- **Exercise instructions**: Below are the records; locate each line with the word "redirect" and copy it.
Exercise data: Begin
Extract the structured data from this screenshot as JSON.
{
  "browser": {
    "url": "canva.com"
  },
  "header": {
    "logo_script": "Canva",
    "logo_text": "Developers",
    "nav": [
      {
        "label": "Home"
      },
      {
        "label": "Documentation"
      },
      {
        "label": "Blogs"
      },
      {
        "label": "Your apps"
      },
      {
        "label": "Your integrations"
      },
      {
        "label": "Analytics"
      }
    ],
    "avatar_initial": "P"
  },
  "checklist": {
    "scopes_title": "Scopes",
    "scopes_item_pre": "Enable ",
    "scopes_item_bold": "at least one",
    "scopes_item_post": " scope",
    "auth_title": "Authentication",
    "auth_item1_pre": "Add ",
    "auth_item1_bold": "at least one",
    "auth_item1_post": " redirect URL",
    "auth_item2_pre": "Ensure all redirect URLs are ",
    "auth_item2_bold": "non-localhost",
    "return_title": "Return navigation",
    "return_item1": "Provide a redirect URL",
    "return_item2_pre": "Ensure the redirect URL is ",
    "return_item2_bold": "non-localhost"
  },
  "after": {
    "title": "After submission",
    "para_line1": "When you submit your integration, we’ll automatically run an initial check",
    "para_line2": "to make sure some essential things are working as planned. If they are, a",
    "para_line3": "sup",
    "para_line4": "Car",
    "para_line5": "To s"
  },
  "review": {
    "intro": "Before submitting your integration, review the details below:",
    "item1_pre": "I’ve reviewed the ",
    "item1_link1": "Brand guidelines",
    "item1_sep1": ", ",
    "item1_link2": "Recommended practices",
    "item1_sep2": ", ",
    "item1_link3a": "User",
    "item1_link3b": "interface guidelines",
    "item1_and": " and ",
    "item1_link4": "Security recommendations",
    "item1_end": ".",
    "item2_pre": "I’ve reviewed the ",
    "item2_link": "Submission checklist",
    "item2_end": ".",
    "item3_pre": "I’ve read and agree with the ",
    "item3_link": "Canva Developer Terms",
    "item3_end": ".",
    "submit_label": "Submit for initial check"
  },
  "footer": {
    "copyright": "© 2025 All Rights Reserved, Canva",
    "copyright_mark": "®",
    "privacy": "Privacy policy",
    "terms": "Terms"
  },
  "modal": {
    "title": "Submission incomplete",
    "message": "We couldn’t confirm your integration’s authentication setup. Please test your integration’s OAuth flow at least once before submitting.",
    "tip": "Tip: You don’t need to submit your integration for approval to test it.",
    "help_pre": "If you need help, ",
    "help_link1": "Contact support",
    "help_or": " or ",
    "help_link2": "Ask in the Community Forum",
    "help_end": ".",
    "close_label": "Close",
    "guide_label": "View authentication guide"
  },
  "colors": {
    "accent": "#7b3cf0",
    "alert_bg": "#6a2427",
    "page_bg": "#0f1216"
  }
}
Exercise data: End
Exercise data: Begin
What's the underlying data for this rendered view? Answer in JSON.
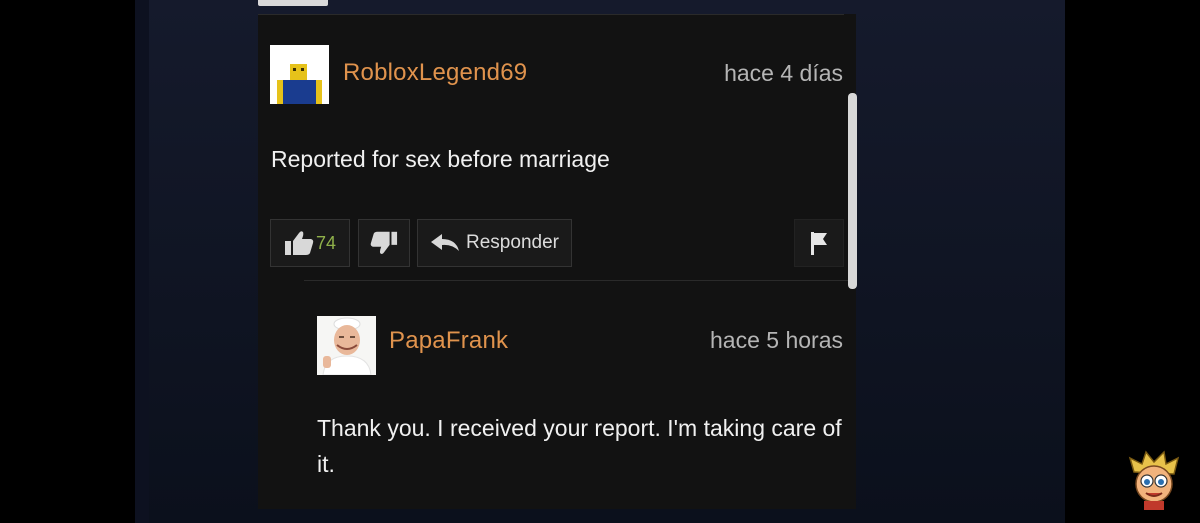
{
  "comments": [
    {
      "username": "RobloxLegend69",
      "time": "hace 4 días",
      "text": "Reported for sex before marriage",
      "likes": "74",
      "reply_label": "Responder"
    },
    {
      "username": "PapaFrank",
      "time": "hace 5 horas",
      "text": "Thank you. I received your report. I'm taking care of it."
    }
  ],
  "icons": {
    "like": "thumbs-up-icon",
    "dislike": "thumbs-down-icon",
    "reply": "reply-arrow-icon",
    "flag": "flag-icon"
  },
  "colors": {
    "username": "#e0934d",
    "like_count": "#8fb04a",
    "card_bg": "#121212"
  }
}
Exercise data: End
- **Answer**:
    "auth_item1_post": " redirect URL",
    "auth_item2_pre": "Ensure all redirect URLs are ",
    "return_item1": "Provide a redirect URL",
    "return_item2_pre": "Ensure the redirect URL is ",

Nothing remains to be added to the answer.